Reduce the heat to medium low heat. Add the onions, remaining 1/2 teaspoon salt, and remaining 1/4 teaspoon pepper. Cook, stirring often, until the onions are completely softened, about 15 minutes. Stir in the Dijon mustard.
Sprinkle 3 tablespoons of the reserved flour mixture over the top of the onions. Stir to combine and cook for 2 full minutes, stirring often. No white bits of flour or lumps should remain.
Slowly add 1 1/2 cups of the stock, stirring constantly. With a wooden spoon, scrape along the bottom of the pan to remove any brown bits. Let simmer until the sauce starts to form a cohesive mixture and is slightly thickened. Return the pork to the pot, nestling it in a single layer.
Cover the pot and place it in the oven. Bake the smothered pork chops until the pork is tender and reaches 135 to 140 degrees F on an instant read thermometer, about 30 to 40 minutes (pork is considered safe to eat at 145 degrees F, but its temperature will continue to rise as it rests).
Transfer the pork chops to a plate. Return the pot to the stovetop. Turn the heat to medium, add the remaining 2 1/2 cups stock, and reduce, stirring often and scraping along the bottom of the pan, until the sauce thickens into a gravy, about 15 minutes. Stir in the balsamic vinegar.

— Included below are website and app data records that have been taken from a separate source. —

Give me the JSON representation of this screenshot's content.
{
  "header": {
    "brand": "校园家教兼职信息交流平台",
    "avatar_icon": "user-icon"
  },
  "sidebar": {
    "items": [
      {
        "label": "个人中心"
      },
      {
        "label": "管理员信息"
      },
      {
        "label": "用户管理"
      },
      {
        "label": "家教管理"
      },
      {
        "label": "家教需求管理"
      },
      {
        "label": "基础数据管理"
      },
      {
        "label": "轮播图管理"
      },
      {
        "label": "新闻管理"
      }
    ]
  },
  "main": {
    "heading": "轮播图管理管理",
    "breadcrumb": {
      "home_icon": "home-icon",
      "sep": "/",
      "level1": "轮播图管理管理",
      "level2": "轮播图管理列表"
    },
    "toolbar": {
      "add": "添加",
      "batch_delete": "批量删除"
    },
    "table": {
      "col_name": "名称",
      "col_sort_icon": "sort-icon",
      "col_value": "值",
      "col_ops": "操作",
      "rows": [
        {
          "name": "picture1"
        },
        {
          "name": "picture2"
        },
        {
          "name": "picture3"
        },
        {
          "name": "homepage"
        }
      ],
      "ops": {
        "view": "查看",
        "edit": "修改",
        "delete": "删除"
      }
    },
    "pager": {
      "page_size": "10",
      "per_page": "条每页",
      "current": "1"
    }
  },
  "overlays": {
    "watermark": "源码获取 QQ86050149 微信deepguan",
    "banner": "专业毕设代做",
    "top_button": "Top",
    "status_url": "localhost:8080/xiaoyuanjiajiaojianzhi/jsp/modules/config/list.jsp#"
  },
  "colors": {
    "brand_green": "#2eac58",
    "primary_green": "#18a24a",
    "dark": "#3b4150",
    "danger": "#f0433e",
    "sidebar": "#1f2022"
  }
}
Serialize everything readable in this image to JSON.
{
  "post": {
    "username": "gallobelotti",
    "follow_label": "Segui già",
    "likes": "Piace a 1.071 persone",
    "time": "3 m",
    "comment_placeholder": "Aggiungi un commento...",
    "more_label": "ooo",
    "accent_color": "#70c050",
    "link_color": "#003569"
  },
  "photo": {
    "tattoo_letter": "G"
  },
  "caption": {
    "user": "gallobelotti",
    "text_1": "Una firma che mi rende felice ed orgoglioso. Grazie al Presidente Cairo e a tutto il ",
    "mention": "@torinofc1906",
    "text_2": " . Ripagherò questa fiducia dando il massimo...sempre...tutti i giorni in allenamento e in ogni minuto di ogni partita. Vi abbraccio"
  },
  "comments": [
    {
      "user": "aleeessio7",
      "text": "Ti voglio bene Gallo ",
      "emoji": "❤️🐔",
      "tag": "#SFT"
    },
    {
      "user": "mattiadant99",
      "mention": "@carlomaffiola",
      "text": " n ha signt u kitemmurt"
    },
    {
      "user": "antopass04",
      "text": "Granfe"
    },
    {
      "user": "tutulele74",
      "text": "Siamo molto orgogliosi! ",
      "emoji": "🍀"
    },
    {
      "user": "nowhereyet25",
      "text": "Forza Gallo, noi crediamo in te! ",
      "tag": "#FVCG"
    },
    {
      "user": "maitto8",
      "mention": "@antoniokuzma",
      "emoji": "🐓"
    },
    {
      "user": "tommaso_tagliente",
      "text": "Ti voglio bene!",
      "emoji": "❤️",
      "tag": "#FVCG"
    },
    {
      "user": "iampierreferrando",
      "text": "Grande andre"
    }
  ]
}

Remove from the heat. Return to the pork chops and any juices that have collected on the plate to the pan to let the gravy rewarm them. Serve hot, smothered with gravy, and garnish with chopped parsley or thyme.
*BRINE: If time allows, for the juiciest possible pork chops, submerge them in 4 cups water mixed with 3 tablespoons kosher salt for 45 minutes at room temperature (or up to 12 hours in the refrigerator). Drain and pat dry. Reduce the salt in the dredging mixture to 1/4 teaspoon and the salt added to the onions to 1/4 teaspoon.
- TO STORE: Refrigerate pork chops in an airtight storage container for up to 3 days.
- TO REHEAT: Gently rewarm leftovers in a baking dish in the oven at 350 degrees F or in the microwave.
- TO FREEZE: Freeze pork chops in an airtight, freezer-safe storage container for up to 3 months. Let thaw overnight in the refrigerator before reheating.
Serving: 1(of 4)Calories: 499kcalCarbohydrates: 27gProtein: 43gFat: 24gSaturated Fat: 6gPolyunsaturated Fat: 5gMonounsaturated Fat: 11gTrans Fat: 1gCholesterol: 117mgPotassium: 1012mgFiber: 3gSugar: 5gVitamin A: 522IUVitamin C: 8mgCalcium: 85mgIron: 3mg
Join today and start saving your favorite recipes
Create an account to easily save your favorite projects and tutorials.